Why I want a licence to thrill as the next James Bond
Like most actors, I’ve always cherished secret ambitions of playing the most iconic parts on stage and screen. “Destined for greatness, but pacing myself” has been my constant motto. Yet as I approach my 60th birthday, I’m finally coming to terms with the fact that some opportunities may be gone for ever.
Take Superman for instance. Once upon a time I rather fancied myself as the square-jawed superhero, but nowadays I get claustrophobic in telephone boxes. Or what about Tarzan? Maybe when I was younger, but swinging through all those jungle vines would play havoc with my hay fever. And as for Shakespeare’s lovelorn Romeo, I’d have trouble shinnying up to Juliet’s balcony and even if I did, I’d probably bring the whole edifice crashing down such is my middle-aged bulk.
Yet through it all I’ve always harboured the belief that if I could only manage what actor Walter Matthau described as the “50 lucky breaks” essential for showbiz success, I might one day get to play James Bond. And is the idea really so far-fetched? After all, the part is recast every few years, with no fewer than six Bonds since Sean Connery took on the role in 1962. As for being too old for the role, I like to point out to my many detractors (not least my scornful wife) that Roger Moore was 55 by the time he shot his last Bond film, Octopussy.
And then late last year, it seemed my chance had come, when Daniel Craig announced his intention to stand down after a decade in the part. When asked by a reporter if he might be persuaded to stay on for just one more, he replied: “I’d rather break this glass and slash my wrists. We’re done. All I want to do is to move on.” Well that sounds like a resignation if ever I heard one.
But now comes the news that has broken my heart. Craig is said to be considering staying on for two more films. The reason for his about-turn? There are 150 million of them, because that’s the eye-watering sum – in dollars, equating to Dh550m – that has been dangled in his direction by the producers if he’ll sign on the dotted line.
It’s easy to see why Sony, which has the rights to the Bond franchise, would value his participation so highly. Craig’s casting in the role revived a brand that was looking decidedly tired, and all four of his films have performed strongly, with Spectre and Skyfall grossing $880m (Dh32.3 billion) and $1.1bn, respectively.

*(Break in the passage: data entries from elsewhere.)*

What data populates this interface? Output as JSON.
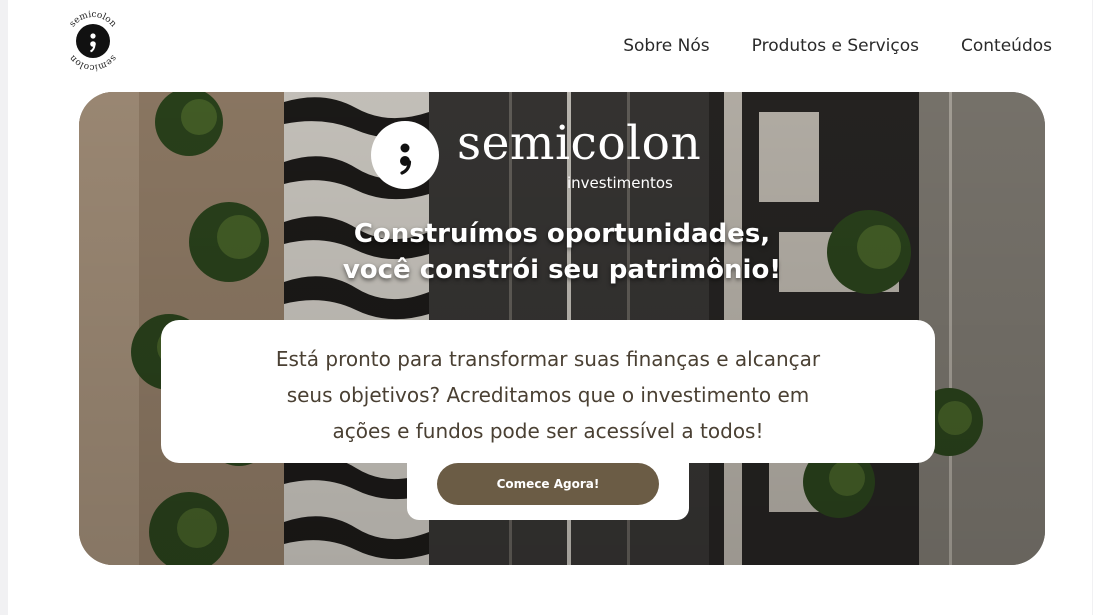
{
  "header": {
    "logo_text": "semicolon",
    "nav": [
      "Sobre Nós",
      "Produtos e Serviços",
      "Conteúdos"
    ]
  },
  "hero": {
    "brand_name": "semicolon",
    "brand_sub": "investimentos",
    "headline_line1": "Construímos oportunidades,",
    "headline_line2": "você constrói seu patrimônio!",
    "body_line1": "Está pronto para transformar suas finanças e alcançar",
    "body_line2": "seus objetivos? Acreditamos que o investimento em",
    "body_line3": "ações e fundos pode ser acessível a todos!",
    "cta_label": "Comece Agora!"
  },
  "colors": {
    "accent": "#6b5c45",
    "body_text": "#4a4033"
  }
}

Craig has successfully reimagined Bond for the 21st century, transforming the suave, lush smoothie of old into a fitter, flintier, less forgiving persona, one whose street-fighter toughness is more in keeping with modern tastes. And with it he has captivated audiences of all ages and genders. As was once said of Frank Sinatra: “Every woman wants to know him, every man wants to be him.”
The word on the grapevine is that Sony wants to shoot two movies back to back, with Craig, who would be well over 50 by the end, then passing on the figurative baton to a younger actor, who is probably still at drama school and thus unaware of his fabulous destiny.
A fee of $75m per movie is, of course, a vast sum to pay any individual, and would be unsustainable were it not for the brand’s global popularity. But perhaps Sony already has one eye on the future, for there’s no guarantee that the studio will be able to hold on to the rights once its current contract expires. And if Sony is to cash in while it still can, Craig’s participation represents its best chance of doing so.
Of course by 2020, when the part will be free again, I’ll be approaching 65 – in which case I’d only be eligible to play the role if the world’s favourite secret agent wears elasticated trousers and those special comfy shoes with Velcro fastenings for men who find it difficult to bend down.
Still, why not? An ageing Bond for an ageing population?
“The names Bond, James – er ... Sorry, who am I again? My memory’s shot to pieces.”
Michael Simkins is an actor and writer in London
On Twitter: @michael_simkins
Published: September 10, 2016 04:00 AM